The Dr. Oaklander referenced in one of your articles has worked with Dr. Khosro Farhad, whom I was fortunate enough to see in New Hampshire. He was the one who diagnosed my SFN as TS-HDS mediated. Some lifestyle changes that have helped me have been giving up gluten and dairy, starting a regimen of low dose naltrexone and pool therapy. The latter is the best kind of exercise for my chronic pain. It's difficult right now with gym closures but I hope to get back this fall. Right now I am swimming in the very cold Maine ocean or my unheated pool. Not quite as therapeutic!
Thank you for the information. What is the naltrexone? Also, have you ever tried IVIG?
Yes, I would like to join- thank you. Since we are all dealing with this on a daily basis any information is helpful.
Hi @lmcfm1 I recently happened to be looking into this myself for my wife who has peripheral neuropathy. I first heard about it from a discussion on Mayo Connect that talks specifically about it. Here is what I have learned: first of all, naltrexone is a drug that has been used since the sixties to help drug and alcohol addicts with their addictions. It binds to and therefore blocks the endorphin receptors in the brain and therefore does not allow drugs or alcohol to interact with those receptors thus removing the ability for the addict to get high. It is prescribed and administered in 50 mg doses. What @lilotter referred to was low dose naltrexone, which is an off label usage of naltrexone administered in 1.5 – 4.5 mg doses, which must be specially made for you by a compounding pharmacy. . Because it is in a much smaller dose, it works in a much shorter time period (about 4 hours) and is taken before bedtime so that is is active from about 2 hours to about 6 hours after going to bed, thus it is active at a time when your body is normally producing the most endorphins that it does during the 24 hour day, in the middle of your sleep cycle. During this time it blocks the endorphin receptors in the brain which causes the body to try to generate more endorphins to increase the supply which it thinks it is in short supply of. This extra endorphin supply then helps you throughout the day by modulating your immune system as well as helping to reduce inflammation in your body. Many people have benefitted (and a certain percentage have not) with various conditions, such as neuropathy and fibromyalgia. There are a few side effects but they are mostly mild for most people and none seem to be life threatening. One thing, you have to be careful with your diet while taking it as it can lead to an overgrowth in candida albicans (which is no fun, I have dealt with that before). You may need to take it for a few months before you notice an effect. There are some good website with info on it, so do some research. Best of luck. Hank
Hi lilotter! I'm on Facebook and would like an invite to join the page discussing TS-HDS neuropathy. I was diagnosed about a year ago; plasma exchange didn't work and now I'm in round 4 of IVIg. Jury is still out. Diet and lifestyle do make a difference. I'm on a very clean diet (and no gluten, dairy, sugar), and also am trying to avoid stress–that's a big trigger for me. Many thanks!!
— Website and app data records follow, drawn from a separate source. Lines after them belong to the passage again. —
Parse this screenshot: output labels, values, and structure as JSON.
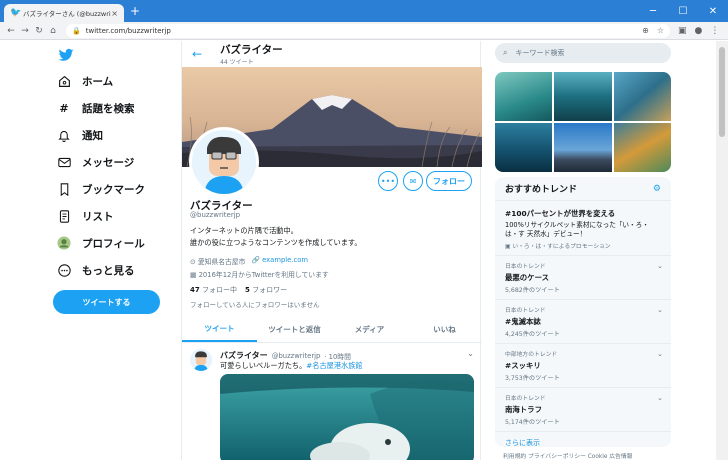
{
  "browser": {
    "tab_title": "バズライターさん (@buzzwriterjp) / T",
    "tab_close": "×",
    "new_tab": "+",
    "url": "twitter.com/buzzwriterjp",
    "win_min": "─",
    "win_max": "☐",
    "win_close": "✕"
  },
  "nav": {
    "items": [
      {
        "label": "ホーム",
        "icon": "home-icon"
      },
      {
        "label": "話題を検索",
        "icon": "hash-icon"
      },
      {
        "label": "通知",
        "icon": "bell-icon"
      },
      {
        "label": "メッセージ",
        "icon": "mail-icon"
      },
      {
        "label": "ブックマーク",
        "icon": "bookmark-icon"
      },
      {
        "label": "リスト",
        "icon": "list-icon"
      },
      {
        "label": "プロフィール",
        "icon": "profile-icon"
      },
      {
        "label": "もっと見る",
        "icon": "more-icon"
      }
    ],
    "tweet_button": "ツイートする"
  },
  "profile": {
    "header_name": "バズライター",
    "header_count": "44 ツイート",
    "name": "バズライター",
    "handle": "@buzzwriterjp",
    "bio_line1": "インターネットの片隅で活動中。",
    "bio_line2": "誰かの役に立つようなコンテンツを作成しています。",
    "location": "愛知県名古屋市",
    "link": "example.com",
    "joined": "2016年12月からTwitterを利用しています",
    "following_count": "47",
    "following_label": "フォロー中",
    "followers_count": "5",
    "followers_label": "フォロワー",
    "follow_note": "フォローしている人にフォロワーはいません",
    "follow_button": "フォロー"
  },
  "tabs": [
    "ツイート",
    "ツイートと返信",
    "メディア",
    "いいね"
  ],
  "tweet": {
    "name": "バズライター",
    "handle": "@buzzwriterjp",
    "time": "· 10時間",
    "text": "可愛らしいベルーガたち。",
    "hashtag": "#名古屋港水族館"
  },
  "search": {
    "placeholder": "キーワード検索"
  },
  "trends": {
    "title": "おすすめトレンド",
    "items": [
      {
        "name": "#100パーセントが世界を変える",
        "desc": "100%リサイクルペット素材になった「い・ろ・は・す 天然水」デビュー！",
        "promo": "い・ろ・は・すによるプロモーション"
      },
      {
        "category": "日本のトレンド",
        "name": "最悪のケース",
        "count": "5,682件のツイート"
      },
      {
        "category": "日本のトレンド",
        "name": "#鬼滅本誌",
        "count": "4,245件のツイート"
      },
      {
        "category": "中部地方のトレンド",
        "name": "#スッキリ",
        "count": "3,753件のツイート"
      },
      {
        "category": "日本のトレンド",
        "name": "南海トラフ",
        "count": "5,174件のツイート"
      }
    ],
    "more": "さらに表示"
  },
  "footer": "利用規約  プライバシーポリシー  Cookie  広告情報",
  "colors": {
    "accent": "#1da1f2",
    "titlebar": "#2b7fd4"
  }
}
Hello @auntiegen, Welcome to Connect. No need to join the TS-HDS Antibody and Small Fiber Neuropathy. All you have to do is post and share your experience or ask any questions you have. If you want to receive a notification for anytime someone posts in the discussion, scroll to the top of the discussion and click the +Follow link at the bottom of the discussion.
Thanks for sharing what helps maintain a clean diet. I think stress can be a trigger for a lot of people. I find that exercise and staying away from watching the news on TV help me keep my stress levels down. Here's some tips I found that you may already know about but may help a little.
16 Simple Ways to Relieve Stress and Anxiety: https://www.healthline.com/nutrition/16-ways-relieve-stress-anxiety
Have you found something that helps you reduce or relieve stress?